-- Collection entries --
----
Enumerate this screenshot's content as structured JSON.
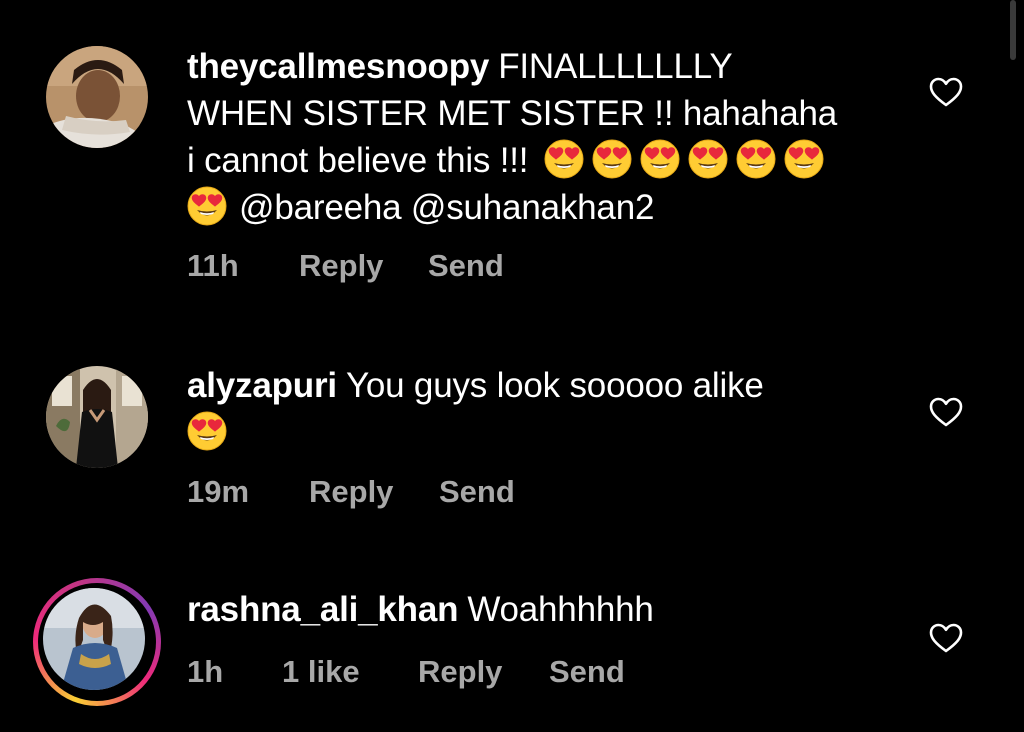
{
  "comments": [
    {
      "username": "theycallmesnoopy",
      "text_line1": "FINALLLLLLLY",
      "text_line2": "WHEN SISTER MET SISTER !! hahahaha",
      "text_line3": "i cannot believe this !!!",
      "text_line4_mentions": "@bareeha @suhanakhan2",
      "emoji": "heart-eyes-emoji",
      "emoji_count": 7,
      "time": "11h",
      "reply_label": "Reply",
      "send_label": "Send",
      "like_icon": "heart-outline-icon"
    },
    {
      "username": "alyzapuri",
      "text_line1": "You guys look sooooo alike",
      "emoji": "heart-eyes-emoji",
      "emoji_count": 1,
      "time": "19m",
      "reply_label": "Reply",
      "send_label": "Send",
      "like_icon": "heart-outline-icon"
    },
    {
      "username": "rashna_ali_khan",
      "text_line1": "Woahhhhhh",
      "time": "1h",
      "likes": "1 like",
      "reply_label": "Reply",
      "send_label": "Send",
      "like_icon": "heart-outline-icon",
      "has_story_ring": true
    }
  ],
  "colors": {
    "background": "#000000",
    "text": "#ffffff",
    "meta_text": "#a8a8a8",
    "emoji_face": "#ffcc33",
    "emoji_heart": "#e8283c"
  }
}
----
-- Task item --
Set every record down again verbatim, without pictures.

-- Task answer --
Enumerate this screenshot's content as structured JSON.
{
  "comments": [
    {
      "username": "theycallmesnoopy",
      "text_line1": "FINALLLLLLLY",
      "text_line2": "WHEN SISTER MET SISTER !! hahahaha",
      "text_line3": "i cannot believe this !!!",
      "text_line4_mentions": "@bareeha @suhanakhan2",
      "emoji": "heart-eyes-emoji",
      "emoji_count": 7,
      "time": "11h",
      "reply_label": "Reply",
      "send_label": "Send",
      "like_icon": "heart-outline-icon"
    },
    {
      "username": "alyzapuri",
      "text_line1": "You guys look sooooo alike",
      "emoji": "heart-eyes-emoji",
      "emoji_count": 1,
      "time": "19m",
      "reply_label": "Reply",
      "send_label": "Send",
      "like_icon": "heart-outline-icon"
    },
    {
      "username": "rashna_ali_khan",
      "text_line1": "Woahhhhhh",
      "time": "1h",
      "likes": "1 like",
      "reply_label": "Reply",
      "send_label": "Send",
      "like_icon": "heart-outline-icon",
      "has_story_ring": true
    }
  ],
  "colors": {
    "background": "#000000",
    "text": "#ffffff",
    "meta_text": "#a8a8a8",
    "emoji_face": "#ffcc33",
    "emoji_heart": "#e8283c"
  }
}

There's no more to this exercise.